Infrared satellite observations from the Landsat 8 Operational Land Imager (OLI) reveal the hottest parts of the lava flow on Sept. 26, 2021. Credits: NASA Earth Observatory images by Lauren Dauphin, using Landsat data from the U.S. Geological Survey

On Sept. 19, 2021, the Cumbre Vieja volcano on the island of La Palma in the Canary Islands started erupting after remaining dormant for 50 years. Since the initial eruption, the volcano has seen several Strombolian explosions, significant emissions of ash and gas, and multiple vents spewing molten lava down the mountain and into surrounding regions. According to the latest media reports over 800 buildings have been destroyed and about 6,000 people evacuated from the area.

The NASA Earth Applied Sciences Disasters program area has activated efforts to monitor the eruption and provide Earth-observing data and analysis in support of risk reduction and recovery for the eruption. The program is in contact with colleagues from the Instituto Geologico y Minero de Espana (IGME) and the Institut de Physique du Globe de Paris (IPGP) to share knowledge and data for situational awareness. 

These efforts are being supported by the NASA ROSES A.37 research projects “Day-Night Monitoring of Volcanic SO2 and Ash for Aviation Avoidance at Northern Polar Latitudes” and “Global Rapid Damage Mapping System with Spaceborne SAR Data.”

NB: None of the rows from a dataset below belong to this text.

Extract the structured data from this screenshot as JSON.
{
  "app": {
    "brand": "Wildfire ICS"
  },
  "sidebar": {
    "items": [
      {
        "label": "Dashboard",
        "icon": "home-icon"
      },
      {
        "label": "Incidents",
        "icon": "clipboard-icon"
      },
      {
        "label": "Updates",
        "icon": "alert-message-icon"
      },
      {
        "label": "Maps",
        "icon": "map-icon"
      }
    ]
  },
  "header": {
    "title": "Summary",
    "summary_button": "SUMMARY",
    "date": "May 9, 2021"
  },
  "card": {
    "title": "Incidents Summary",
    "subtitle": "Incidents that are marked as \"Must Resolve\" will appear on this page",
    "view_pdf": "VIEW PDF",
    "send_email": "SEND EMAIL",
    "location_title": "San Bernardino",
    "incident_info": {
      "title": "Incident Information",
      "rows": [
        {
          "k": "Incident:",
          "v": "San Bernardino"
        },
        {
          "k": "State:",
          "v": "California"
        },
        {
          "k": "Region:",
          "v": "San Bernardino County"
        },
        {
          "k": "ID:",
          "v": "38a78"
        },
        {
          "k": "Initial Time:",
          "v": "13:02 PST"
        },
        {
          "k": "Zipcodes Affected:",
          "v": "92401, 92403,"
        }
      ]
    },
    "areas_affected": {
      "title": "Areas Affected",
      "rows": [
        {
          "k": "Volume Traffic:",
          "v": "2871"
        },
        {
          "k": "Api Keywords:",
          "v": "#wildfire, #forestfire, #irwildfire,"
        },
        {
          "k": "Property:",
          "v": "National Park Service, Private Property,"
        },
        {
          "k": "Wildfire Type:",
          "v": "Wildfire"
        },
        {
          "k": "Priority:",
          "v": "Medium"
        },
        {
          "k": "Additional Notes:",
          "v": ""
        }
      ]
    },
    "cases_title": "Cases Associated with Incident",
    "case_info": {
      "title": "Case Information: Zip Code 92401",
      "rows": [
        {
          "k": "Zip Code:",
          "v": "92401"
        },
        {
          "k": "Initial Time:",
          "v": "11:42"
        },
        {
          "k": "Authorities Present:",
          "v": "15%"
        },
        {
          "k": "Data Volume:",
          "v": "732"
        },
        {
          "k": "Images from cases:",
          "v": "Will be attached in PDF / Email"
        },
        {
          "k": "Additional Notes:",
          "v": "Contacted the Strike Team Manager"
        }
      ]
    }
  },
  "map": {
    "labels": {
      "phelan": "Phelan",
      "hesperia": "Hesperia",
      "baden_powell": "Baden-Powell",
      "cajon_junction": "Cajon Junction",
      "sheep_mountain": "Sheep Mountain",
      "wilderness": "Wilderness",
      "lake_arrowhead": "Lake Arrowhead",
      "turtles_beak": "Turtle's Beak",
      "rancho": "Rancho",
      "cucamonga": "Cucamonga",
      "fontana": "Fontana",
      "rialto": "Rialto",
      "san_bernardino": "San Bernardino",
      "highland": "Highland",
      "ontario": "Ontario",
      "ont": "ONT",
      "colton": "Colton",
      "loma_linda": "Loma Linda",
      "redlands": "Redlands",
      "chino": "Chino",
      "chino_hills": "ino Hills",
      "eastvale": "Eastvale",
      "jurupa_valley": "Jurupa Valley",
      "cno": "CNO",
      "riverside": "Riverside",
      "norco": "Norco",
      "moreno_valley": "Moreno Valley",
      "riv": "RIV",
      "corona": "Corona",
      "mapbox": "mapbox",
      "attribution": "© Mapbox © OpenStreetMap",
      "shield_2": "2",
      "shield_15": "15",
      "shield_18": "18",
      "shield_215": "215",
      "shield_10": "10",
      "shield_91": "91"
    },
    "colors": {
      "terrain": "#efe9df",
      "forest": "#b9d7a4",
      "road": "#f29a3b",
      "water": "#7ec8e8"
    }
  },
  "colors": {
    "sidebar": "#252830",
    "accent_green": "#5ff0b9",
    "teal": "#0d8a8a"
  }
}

The Advanced Rapid Imaging and Analysis (ARIA) team at NASA's Jet Propulsion Laboratory and California Institute of Technology in Southern California produced these Damage Proxy Maps (DPM) depicting areas likely damaged or impacted by ash fall from the volcanic eruption on the island of La Palma. The image shows two DPMs produced with data from Sept. 20 and 22, 2021. Each pixel of damage detection measures about 98 feet (30 meters) across, with yellow pixels indicating likely moderately damaged areas and re
The Advanced Rapid Imaging and Analysis (ARIA) team at NASA's Jet Propulsion Laboratory and California Institute of Technology in Southern California produced these Damage Proxy Maps (DPM) depicting areas likely damaged or impacted by ash fall from the volcanic eruption on the island of La Palma. The image shows two DPMs produced with data from Sept. 20 and 22, 2021. Each pixel of damage or ash detection measures about 98 feet (30 meters) across, with yellow pixels indicating likely moderately damaged  areas, and red indicating likely severely damaged or ash-covered areas. Credits: ARIA / NASA JPL. Copyright contains modified Copernicus Sentinel data (2021) processed by the ESA.
This displacement map, generated using ESA Sentinel-1 Synthetic Aperture Radar (SAR) data collected on Sept. 16 and 22, 2021, shows the movement of the land due to the eruption. Blue shades indicate movement away from the satellite and red shades indicate movement toward the satellite. Credits: NASA / JPL-Caltech. Copyright contains modified Copernicus Sentinel data (2021) processed by the ESA.
This displacement map, generated using ESA Sentinel-1 Synthetic Aperture Radar (SAR) data collected on Sept. 16 and 22, 2021, shows the movement of the land due to the eruption. The arrow shows the radar satellite track and the radar is looking to the side of the track. Blue shades indicate movement away from the satellite and red shades indicate movement towards the satellite (up or east). The red area is mostly land uplifted by the magma moving closer to the surface of the volcano before the eruption. Credits: NASA / JPL-Caltech. Copyright contains modified Copernicus Sentinel data (2021) processed by the ESA.